(About this task)
Copy each record below without changing a single word.

(Data listing)
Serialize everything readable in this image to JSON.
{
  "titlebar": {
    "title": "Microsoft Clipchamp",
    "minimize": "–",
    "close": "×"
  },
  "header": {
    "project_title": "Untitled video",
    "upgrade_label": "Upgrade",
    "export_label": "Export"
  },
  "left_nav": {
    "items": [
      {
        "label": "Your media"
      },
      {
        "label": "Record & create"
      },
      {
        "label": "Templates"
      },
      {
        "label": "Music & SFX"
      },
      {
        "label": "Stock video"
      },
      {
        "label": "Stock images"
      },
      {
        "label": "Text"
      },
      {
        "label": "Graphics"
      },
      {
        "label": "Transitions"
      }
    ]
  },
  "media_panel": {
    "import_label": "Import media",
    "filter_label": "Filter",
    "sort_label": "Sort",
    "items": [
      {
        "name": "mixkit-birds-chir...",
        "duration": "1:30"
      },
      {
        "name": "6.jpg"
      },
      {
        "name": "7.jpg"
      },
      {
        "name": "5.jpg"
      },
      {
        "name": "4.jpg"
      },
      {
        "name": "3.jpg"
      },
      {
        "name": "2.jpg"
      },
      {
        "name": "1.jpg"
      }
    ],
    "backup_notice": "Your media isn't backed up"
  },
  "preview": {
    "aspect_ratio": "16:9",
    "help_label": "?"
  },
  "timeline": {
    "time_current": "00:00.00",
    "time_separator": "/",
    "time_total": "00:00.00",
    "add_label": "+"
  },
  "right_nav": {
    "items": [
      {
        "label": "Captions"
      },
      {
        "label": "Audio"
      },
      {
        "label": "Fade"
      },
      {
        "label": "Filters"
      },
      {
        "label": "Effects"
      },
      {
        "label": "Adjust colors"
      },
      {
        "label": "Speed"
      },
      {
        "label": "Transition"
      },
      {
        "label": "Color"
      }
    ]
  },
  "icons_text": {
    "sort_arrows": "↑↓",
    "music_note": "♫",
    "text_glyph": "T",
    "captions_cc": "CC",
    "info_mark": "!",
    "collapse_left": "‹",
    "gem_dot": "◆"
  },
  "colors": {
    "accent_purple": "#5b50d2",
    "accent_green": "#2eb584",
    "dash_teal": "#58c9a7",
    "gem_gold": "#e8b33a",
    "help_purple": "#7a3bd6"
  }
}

(Written solution)
Serialize everything readable in this image to JSON.
{
  "titlebar": {
    "title": "Microsoft Clipchamp",
    "minimize": "–",
    "close": "×"
  },
  "header": {
    "project_title": "Untitled video",
    "upgrade_label": "Upgrade",
    "export_label": "Export"
  },
  "left_nav": {
    "items": [
      {
        "label": "Your media"
      },
      {
        "label": "Record & create"
      },
      {
        "label": "Templates"
      },
      {
        "label": "Music & SFX"
      },
      {
        "label": "Stock video"
      },
      {
        "label": "Stock images"
      },
      {
        "label": "Text"
      },
      {
        "label": "Graphics"
      },
      {
        "label": "Transitions"
      }
    ]
  },
  "media_panel": {
    "import_label": "Import media",
    "filter_label": "Filter",
    "sort_label": "Sort",
    "items": [
      {
        "name": "mixkit-birds-chir...",
        "duration": "1:30"
      },
      {
        "name": "6.jpg"
      },
      {
        "name": "7.jpg"
      },
      {
        "name": "5.jpg"
      },
      {
        "name": "4.jpg"
      },
      {
        "name": "3.jpg"
      },
      {
        "name": "2.jpg"
      },
      {
        "name": "1.jpg"
      }
    ],
    "backup_notice": "Your media isn't backed up"
  },
  "preview": {
    "aspect_ratio": "16:9",
    "help_label": "?"
  },
  "timeline": {
    "time_current": "00:00.00",
    "time_separator": "/",
    "time_total": "00:00.00",
    "add_label": "+"
  },
  "right_nav": {
    "items": [
      {
        "label": "Captions"
      },
      {
        "label": "Audio"
      },
      {
        "label": "Fade"
      },
      {
        "label": "Filters"
      },
      {
        "label": "Effects"
      },
      {
        "label": "Adjust colors"
      },
      {
        "label": "Speed"
      },
      {
        "label": "Transition"
      },
      {
        "label": "Color"
      }
    ]
  },
  "icons_text": {
    "sort_arrows": "↑↓",
    "music_note": "♫",
    "text_glyph": "T",
    "captions_cc": "CC",
    "info_mark": "!",
    "collapse_left": "‹",
    "gem_dot": "◆"
  },
  "colors": {
    "accent_purple": "#5b50d2",
    "accent_green": "#2eb584",
    "dash_teal": "#58c9a7",
    "gem_gold": "#e8b33a",
    "help_purple": "#7a3bd6"
  }
}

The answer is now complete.